However, as we know, truth is so often stranger than fiction. And few stories are as strange as Rick Ankiel, hardly a player with the background mentioned above.
The phenom-turned-ace-turned-Blass-turned-outfielder (who really needs a more detailed biography?) truly began his second career this year. In this, his age 25 season, Ankiel split time between the DL, the Midwest League, and Double-A. His stock plummeted early, but took an upswing following his demotion, and yet another following his promotion. Rick's season line:
Level AB AVG OBP SLG BB K
A- 185 0.270 0.368 0.514 27 37
AA 136 0.243 0.295 0.515 10 29
We now find ourselves at the end of year one, knowing little more than we did in April. Other than, of course, that this position change just might work.
To be fair, I should start analyzing by giving the sample size caveat, as Ankiel amassed only a little more than a half-season's worth of plate appearances. However, this is a bat that has been hyped since 2000, when Rick hit .250 in 68 Major League ABs. It was hyped when Ankiel's pitching career was in shambles, and he hit 10 home runs on off-days in the Rookie League. If Rick was the college player I described above, sample size would be something to worry about. With a 26-year-old that has been on the radar -- and hit with wooden bats -- for at least eight years, not so much.
Therefore, we can simply turn to the numbers. This is where the project starts to impress, particularly in the power department. If Ankiel had qualified, his .244 ISO would have ranked second in the Midwest League. As would his AB/HR ratio, as Rick was averaging one home run in every 17 at-bats. Simply put, there was only one more player in the Midwest League (of those that qualified) that showcased more power than Ankiel.

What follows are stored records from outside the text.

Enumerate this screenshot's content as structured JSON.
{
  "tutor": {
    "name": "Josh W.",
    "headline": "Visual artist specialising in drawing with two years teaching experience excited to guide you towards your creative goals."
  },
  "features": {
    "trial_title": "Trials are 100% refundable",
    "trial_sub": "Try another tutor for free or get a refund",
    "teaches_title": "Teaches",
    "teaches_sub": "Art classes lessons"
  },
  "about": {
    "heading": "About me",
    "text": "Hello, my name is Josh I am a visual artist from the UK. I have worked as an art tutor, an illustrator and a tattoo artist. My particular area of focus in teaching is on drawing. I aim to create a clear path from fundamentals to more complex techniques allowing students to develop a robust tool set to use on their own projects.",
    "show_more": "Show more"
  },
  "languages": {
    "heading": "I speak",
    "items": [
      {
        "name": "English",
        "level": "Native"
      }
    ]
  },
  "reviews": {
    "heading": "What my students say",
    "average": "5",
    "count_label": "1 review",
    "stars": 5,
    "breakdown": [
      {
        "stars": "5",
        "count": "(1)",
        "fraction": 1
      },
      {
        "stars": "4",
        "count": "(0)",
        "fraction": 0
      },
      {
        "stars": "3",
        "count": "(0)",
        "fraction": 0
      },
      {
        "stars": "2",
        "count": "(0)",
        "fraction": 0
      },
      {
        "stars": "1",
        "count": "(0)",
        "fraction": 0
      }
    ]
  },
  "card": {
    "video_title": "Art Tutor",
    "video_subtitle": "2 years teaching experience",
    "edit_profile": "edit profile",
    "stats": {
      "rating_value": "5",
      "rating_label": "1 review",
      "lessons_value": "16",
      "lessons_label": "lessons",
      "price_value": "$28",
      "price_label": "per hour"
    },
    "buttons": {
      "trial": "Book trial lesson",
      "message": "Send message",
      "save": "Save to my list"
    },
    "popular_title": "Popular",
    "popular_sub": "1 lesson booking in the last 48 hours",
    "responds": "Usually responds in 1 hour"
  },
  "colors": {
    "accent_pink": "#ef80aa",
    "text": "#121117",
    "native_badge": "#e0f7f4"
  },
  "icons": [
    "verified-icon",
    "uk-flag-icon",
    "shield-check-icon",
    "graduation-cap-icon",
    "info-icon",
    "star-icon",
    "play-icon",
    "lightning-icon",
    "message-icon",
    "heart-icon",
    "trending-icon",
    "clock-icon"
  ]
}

Critics will be quick to mention that the southpaw's batting average was far less than spectacular at .270. However, part of this can be blamed on luck, as his .273 BABIP is below average. Normalize the BABIP to .300, and the average jumps twenty-one points. However, even with the "low" average, Ankiel's .882 OPS would have ranked sixth in the Midwest League. Moreover, the five players ahead of him all had BABIPs over .313. Quite frankly, I would say that Rick was one of the three most dangerous hitters in the league.
Different numbers, same story after his promotion back to Double-A. In those 116 at-bats before his season ended, Ankiel hit 10 home runs, slugging .595 in the process. Only two other Texas League hitters -- prospects Kendry Morales and Mike Napoli -- belted as many home runs from August 1 on.
Throw out the first 20 at-bats of his season, as well as his age, and Rick Ankiel is a Major League prospect. This must be the Cardinals thinking, as they purchased Ankiel's contract hours before he would have become a free agent. As a result, the former pitcher is once again on the 40-man roster and will be invited to Spring Training with the Cardinals.
Guessing the next step in a career with so many wrong turns is a fool's game. That said, Ankiel should gain experience with the bat and glove during the winter once his knee properly heals. The time is passing for that place to be Arizona, though Ankiel may be better suited to play out of the spotlight in one of the foreign leagues anyway. According to the Cardinals, he will also be given an opportunity to win a job in Spring Training. With So Taguchi and John Mabry aging and not particularly useful, youth could be a welcome change in St. Louis. But this move would be a great disservice to Ankiel, who deserves the opportunity to succeed beyond the confines of a bench role, rather than discarded as a prospect due to age.
Because, in this case, few numbers are less telling than the date of his birth.